> The data:

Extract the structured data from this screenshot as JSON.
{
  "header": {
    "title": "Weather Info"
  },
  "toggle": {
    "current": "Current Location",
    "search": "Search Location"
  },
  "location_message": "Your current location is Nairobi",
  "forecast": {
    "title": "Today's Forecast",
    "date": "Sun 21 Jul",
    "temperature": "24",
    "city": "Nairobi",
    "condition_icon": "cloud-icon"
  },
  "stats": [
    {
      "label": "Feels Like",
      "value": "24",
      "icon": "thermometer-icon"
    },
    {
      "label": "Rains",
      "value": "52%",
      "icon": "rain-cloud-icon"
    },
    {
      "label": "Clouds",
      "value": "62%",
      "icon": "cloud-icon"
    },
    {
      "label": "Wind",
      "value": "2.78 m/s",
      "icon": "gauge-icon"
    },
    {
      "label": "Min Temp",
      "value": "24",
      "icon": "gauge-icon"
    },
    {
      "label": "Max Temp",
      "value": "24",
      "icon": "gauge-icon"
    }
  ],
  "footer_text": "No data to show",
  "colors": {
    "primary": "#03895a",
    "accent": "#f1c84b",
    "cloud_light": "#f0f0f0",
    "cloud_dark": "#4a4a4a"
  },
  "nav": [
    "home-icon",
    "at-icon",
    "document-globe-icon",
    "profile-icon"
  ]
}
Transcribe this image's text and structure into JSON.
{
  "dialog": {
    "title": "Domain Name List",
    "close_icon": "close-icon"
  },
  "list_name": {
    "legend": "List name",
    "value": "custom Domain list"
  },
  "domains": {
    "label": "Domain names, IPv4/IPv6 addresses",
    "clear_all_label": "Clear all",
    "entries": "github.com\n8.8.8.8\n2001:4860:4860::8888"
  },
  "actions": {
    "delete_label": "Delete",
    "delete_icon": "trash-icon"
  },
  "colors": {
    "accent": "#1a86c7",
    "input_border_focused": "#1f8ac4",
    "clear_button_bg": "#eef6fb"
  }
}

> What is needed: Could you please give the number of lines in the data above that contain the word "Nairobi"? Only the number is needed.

> Written solution: 2